Yes, their experimenting with synth compliments the tragically emotive themes, but it also fuels – and tries to sell – empty songs that lack real storytelling.
The opening tune, Closer, is a sure-fire contender to shoot the Quin twins into the commercial spotlight. The sexually-charged release experiments with a bright electronic mix resulting in a sound quite removed from their back catalogue. The lyrics are meaningless and the Goldfrapp-like elements are fun, but despite the tactical choice as the album's first release, it is far surpassed by other tracks on the record.
The optimism of lovers is on show here, most notably in Love They Say where we cringe because “There's nothing love can't do,” but the real triumphs are found in the lovelorn ditties in the LP's second half that are more characteristic of the duo. How Come You Don't Want Me is the most interesting addition; the Quins offering a familiar harmony and a narrative of unrequited love in a dying relationship.
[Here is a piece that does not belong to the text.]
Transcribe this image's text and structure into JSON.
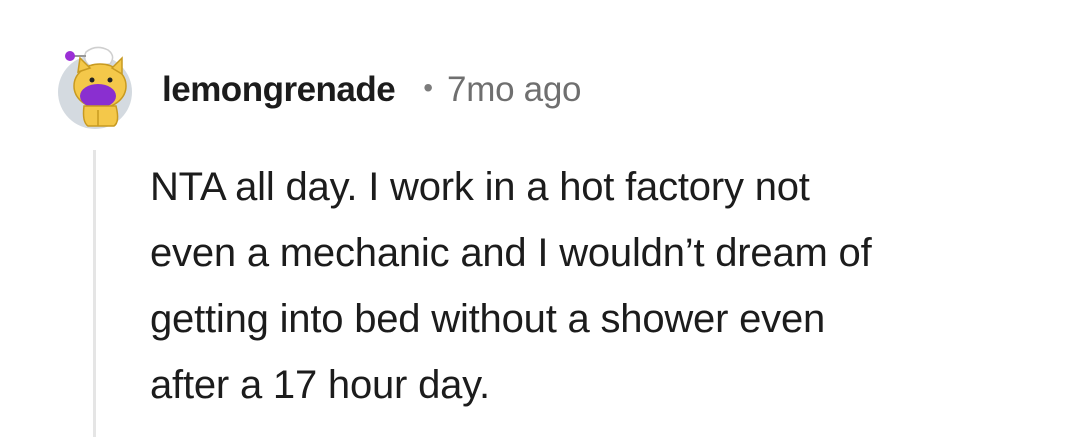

In that instance the light electro influence is tactful enough to highlight the lyrics rather than drive the entire song – but it's a balance they battle with elsewhere. Yes, their experimenting with synth compliments the tragically emotive themes, but it also fuels – and tries to sell – empty songs that lack real storytelling.
This week's new sets include music from locals Gurrumul, Josh Pyke and West Thebarton Brothel Party plus new tunes from The Maccabees and Albert Hammond Jr.